The Turnbull government in Canberra has announced new laws that aim to put an end to foreign investment that may jeopardise the integrity of the Australian political system.

Prime Minister Turnbull has stated that the reasons for this legislation were to ensure the strength of the Australian political system against foreign schemes to influence it. The legislation will make sure that only Australians will have an effect on the course of domestic politics.

The timing of this announcement follows concerns regarding recent scandals about foreign donations reaching Australian MP’s, the most recent example being that of Sam Dastyari who was caught making a pro-China speech following donations from a Chinese property investor.

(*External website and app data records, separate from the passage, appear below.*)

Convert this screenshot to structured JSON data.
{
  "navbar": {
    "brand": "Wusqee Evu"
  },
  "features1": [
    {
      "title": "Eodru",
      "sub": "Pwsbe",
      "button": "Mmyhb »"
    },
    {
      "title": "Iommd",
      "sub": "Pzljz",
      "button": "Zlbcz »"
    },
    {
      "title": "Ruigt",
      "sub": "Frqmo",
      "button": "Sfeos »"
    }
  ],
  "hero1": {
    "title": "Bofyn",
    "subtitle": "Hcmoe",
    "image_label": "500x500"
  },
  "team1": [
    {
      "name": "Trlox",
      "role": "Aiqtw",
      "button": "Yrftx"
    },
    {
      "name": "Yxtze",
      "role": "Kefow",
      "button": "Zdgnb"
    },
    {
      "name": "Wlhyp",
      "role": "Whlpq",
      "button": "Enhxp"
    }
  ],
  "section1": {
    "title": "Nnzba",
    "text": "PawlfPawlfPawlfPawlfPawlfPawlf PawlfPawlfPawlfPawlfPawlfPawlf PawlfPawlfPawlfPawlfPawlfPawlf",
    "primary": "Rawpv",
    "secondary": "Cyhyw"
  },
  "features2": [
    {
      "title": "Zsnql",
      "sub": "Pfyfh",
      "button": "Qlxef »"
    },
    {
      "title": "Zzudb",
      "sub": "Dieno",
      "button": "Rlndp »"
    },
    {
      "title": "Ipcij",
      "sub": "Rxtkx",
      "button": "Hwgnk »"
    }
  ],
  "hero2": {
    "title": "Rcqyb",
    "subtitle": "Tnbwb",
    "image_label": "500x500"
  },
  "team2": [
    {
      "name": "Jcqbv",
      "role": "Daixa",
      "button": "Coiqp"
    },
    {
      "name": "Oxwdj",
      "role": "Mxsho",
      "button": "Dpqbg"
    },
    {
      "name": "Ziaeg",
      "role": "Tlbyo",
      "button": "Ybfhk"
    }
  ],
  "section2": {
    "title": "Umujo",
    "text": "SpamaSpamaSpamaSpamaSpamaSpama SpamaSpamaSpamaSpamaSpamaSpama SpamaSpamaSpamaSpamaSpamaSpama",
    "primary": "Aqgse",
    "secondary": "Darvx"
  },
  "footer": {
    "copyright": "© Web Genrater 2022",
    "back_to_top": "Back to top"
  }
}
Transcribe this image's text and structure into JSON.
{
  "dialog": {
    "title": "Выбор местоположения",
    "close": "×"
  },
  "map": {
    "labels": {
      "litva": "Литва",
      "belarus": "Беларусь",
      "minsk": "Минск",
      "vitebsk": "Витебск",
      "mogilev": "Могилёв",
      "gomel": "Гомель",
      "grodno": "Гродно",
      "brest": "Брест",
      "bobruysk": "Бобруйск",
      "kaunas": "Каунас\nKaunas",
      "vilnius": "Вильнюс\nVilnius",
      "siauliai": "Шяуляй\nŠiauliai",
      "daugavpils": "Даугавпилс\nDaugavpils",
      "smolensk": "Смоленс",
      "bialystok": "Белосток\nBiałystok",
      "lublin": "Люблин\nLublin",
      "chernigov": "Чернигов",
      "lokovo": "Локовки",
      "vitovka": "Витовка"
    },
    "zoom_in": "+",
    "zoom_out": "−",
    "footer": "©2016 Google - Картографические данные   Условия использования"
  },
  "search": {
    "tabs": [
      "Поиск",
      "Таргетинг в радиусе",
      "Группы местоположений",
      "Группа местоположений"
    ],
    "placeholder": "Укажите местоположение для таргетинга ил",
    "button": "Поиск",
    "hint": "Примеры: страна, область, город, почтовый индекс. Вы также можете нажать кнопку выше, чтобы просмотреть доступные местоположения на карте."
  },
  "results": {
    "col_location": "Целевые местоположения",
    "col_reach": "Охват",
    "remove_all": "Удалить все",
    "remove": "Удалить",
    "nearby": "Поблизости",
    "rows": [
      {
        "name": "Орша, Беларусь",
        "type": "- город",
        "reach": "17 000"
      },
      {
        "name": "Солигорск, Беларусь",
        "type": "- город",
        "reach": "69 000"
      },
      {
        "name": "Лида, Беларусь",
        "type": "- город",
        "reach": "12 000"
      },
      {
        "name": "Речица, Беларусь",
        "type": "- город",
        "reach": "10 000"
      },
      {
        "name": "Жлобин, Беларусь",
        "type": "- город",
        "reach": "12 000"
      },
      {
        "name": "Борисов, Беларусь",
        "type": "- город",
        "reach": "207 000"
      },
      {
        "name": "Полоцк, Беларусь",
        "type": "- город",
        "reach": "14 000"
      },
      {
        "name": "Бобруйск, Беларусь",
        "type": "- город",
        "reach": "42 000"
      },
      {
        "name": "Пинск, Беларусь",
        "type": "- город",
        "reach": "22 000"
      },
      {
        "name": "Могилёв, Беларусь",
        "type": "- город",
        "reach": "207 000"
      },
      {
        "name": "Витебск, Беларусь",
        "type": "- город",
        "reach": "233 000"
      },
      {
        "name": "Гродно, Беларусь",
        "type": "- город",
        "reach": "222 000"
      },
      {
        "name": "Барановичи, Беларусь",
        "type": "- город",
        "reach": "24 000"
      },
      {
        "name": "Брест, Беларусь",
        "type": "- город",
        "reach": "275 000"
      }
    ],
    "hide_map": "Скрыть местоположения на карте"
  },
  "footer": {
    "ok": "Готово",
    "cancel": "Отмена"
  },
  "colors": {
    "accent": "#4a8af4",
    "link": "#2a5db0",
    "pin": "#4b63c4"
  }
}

An audio file of Mr Dastyari affirming a pro-Chinese view regarding disputes in the South China Sea was uncovered recently. Mr Dastyari made this speech in the presence of a Chinese donator to the Labor party who is said to have connections to China’s communist party.

To add to the controversy, it is alleged that Mr Dastyari visited the Sydney home of the Chinese donator to warn him that his phones may be tapped by Australian espionage agencies. Mr Turnbull has since alluded to Mr Dastyari being an effective traitor to Australia amidst calls to have the MP sacked or jailed.

The new laws will come into effect this week and will mean that lobbyists and former MP’s will need to state if they are acting on behalf of a foreign country. The legislation will also create criminal classifications directed at foreign entities who attempt to influence domestic Australian politics.

As the laws were announced in Canberra Prime Minister Malcom Turnbull stated he was worried about the alleged meddling by China in Australia’s domestic politics. He also pointed out the recent reports of Russian assistance given to now US President Donald Trump in the lead up to last year’s US election.

A spokesperson from the Australian Chinese embassy has told news media that China had never officially attempted to meddle in the domestic politics of other countries. The spokesperson expressed that China wanted to maintain its positive relationship with Australia in the hopes of deepening cooperation.

Under the new laws political donations will also be forbidden from overseas bank accounts, non-Australian citizens and any overseas organisations. Anyone who takes part in Australian politics on behalf of an overseas interest must disclose their ties. If they do not they will incur severe criminal penalties.

The Australian definition of an espionage offence will be changed from just passing information to possessing or receiving information. Planning, preparing and soliciting of someone to take part in acts on behalf of foreign interests will be counted as espionage.

The laws will also effect any political campaigning organisations and charities that are proven to have an effect on Australian political discourse.

Christian Woods
Christian Woods
Christian is a morning reporter and technology columnist for Best in Australia. Christian has worked in the media since 2000, in a range of locations. He joined Best in Australia in 2018, and began working in Melbourne in 2019.
Share this